- Are you comfortable doing research if you encounter a tax question with which you’re not familiar?
- Are you organized? Do you keep good records to help you complete the forms?
- Do you prefer that no one else see your personal and financial details?
If you answered “yes” to these questions, doing your taxes yourself shouldn’t be too much of a problem.
Ways to self-file
Once you do choose self-filing, then you have a few more choices to make.
You can file the old-fashioned way, mailing in a paper 1040 and necessary schedules that you filled out by hand.
You can use computer software that you load onto your PC or access directly online. The major vendors are TurboTax and TaxCut, but several smaller manufacturers offer filing programs. As with any consumer purchase, comparison shopping will help you find the tax software that best meets your needs at the price you are willing to pay.
Even if you use tax software, you still can print out your tax return and mail it to the IRS.
However, many people who use software also file electronically. They (and the IRS) find this method to be quicker and, if you are getting a refund, your return will be processed sooner.
If you file electronically, check on whether you might be able to do so for free. The Free File Alliance, a partnership of the IRS and tax software manufacturers, allows many taxpayers to e-file at no cost. The criteria changes slightly each year. Check the Free File Web page in January for details on the current eligibility guidelines.
Many taxpayers, however, decide they prefer professional tax help to complete their returns. This could be the route for you if:
- You are intimidated by the whole tax-filing process.
- You don’t want to devote the time necessary to prepare your return.
- You’ve had a major change in your life that’s going to make filing more complex this year.
- You believe that by hiring a tax pro, you’ll save more than enough on your tax bill to cover the cost.
Types of tax pros
If a tax professional is appropriate, then you must decide which type of pro to hire. There are different types with differing experience levels. Some meet stringent professional requirements; others have minimal accreditation. Below are some of the more common choices when hiring tax-filing help.
Franchise tax service: National tax preparation chains, such as H&R Block and Jackson Hewitt, do a booming business. And for many, the companies are a good choice. The tax preparers get some training on the most common tax situations and use software that helps ensure major questions and situations are addressed. If your return is not that complicated, this could be an appropriate, and relatively inexpensive, tax pro choice.
Enrolled Agent: An Enrolled Agent, or EA, must pass an IRS-administered exam. Many are former IRS employees. In addition to meeting a federal certification standard, an EA can represent you before the IRS if the agency has any questions about your return; attorneys and CPAs also are able to provide this service. The National Association of Enrolled Agents provides an online search tool at its Web site to help you find an EA in your area.
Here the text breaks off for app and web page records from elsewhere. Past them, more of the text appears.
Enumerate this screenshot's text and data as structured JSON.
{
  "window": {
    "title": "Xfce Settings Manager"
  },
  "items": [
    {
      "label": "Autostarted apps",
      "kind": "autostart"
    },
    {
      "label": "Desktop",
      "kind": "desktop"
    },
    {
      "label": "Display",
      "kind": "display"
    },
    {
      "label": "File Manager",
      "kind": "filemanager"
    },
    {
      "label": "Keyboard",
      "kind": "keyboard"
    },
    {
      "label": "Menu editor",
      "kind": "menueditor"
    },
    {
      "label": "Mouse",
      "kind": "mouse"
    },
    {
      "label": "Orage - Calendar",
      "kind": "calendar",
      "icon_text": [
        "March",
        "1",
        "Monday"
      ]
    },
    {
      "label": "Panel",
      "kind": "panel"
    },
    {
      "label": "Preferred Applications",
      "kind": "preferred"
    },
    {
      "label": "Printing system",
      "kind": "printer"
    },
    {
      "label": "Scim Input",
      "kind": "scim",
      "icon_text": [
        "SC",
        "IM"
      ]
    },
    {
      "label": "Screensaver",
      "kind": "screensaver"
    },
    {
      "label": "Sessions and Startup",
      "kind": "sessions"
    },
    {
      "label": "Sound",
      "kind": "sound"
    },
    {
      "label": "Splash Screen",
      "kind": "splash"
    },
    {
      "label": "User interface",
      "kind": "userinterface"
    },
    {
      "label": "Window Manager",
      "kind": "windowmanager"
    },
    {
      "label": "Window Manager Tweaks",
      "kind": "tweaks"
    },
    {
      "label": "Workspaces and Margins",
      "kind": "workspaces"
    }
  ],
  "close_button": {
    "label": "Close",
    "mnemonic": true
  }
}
Certified public accountant: A certified public accountant, or CPA, must pass a state’s qualifying exam for accounting. However, not all CPAs specialize in taxation, so double check before you hire one. If the CPA does, he or she can help you design a comprehensive tax plan, a service that’s especially welcome if your financial and tax situations are more complex. As with an EA and attorney, a CPA can represent you before the IRS.
Tax attorney: A tax attorney has received extensive training and is required to complete continuing education courses. This usually is the choice of taxpayers who have very complex tax considerations, such as business ownership, estate planning issues or who are interested in sheltering income. Many tax attorneys specialize in specific areas, so check to make sure the one you select addresses your tax issues. Also be prepared to pay substantially more for help from these tax pros.
Tax filing and planning is a unique exercise for each taxpayer. You have many options, so carefully assess your personal situation and consider just how much tax help you want or need in deciding which tax professional to hire.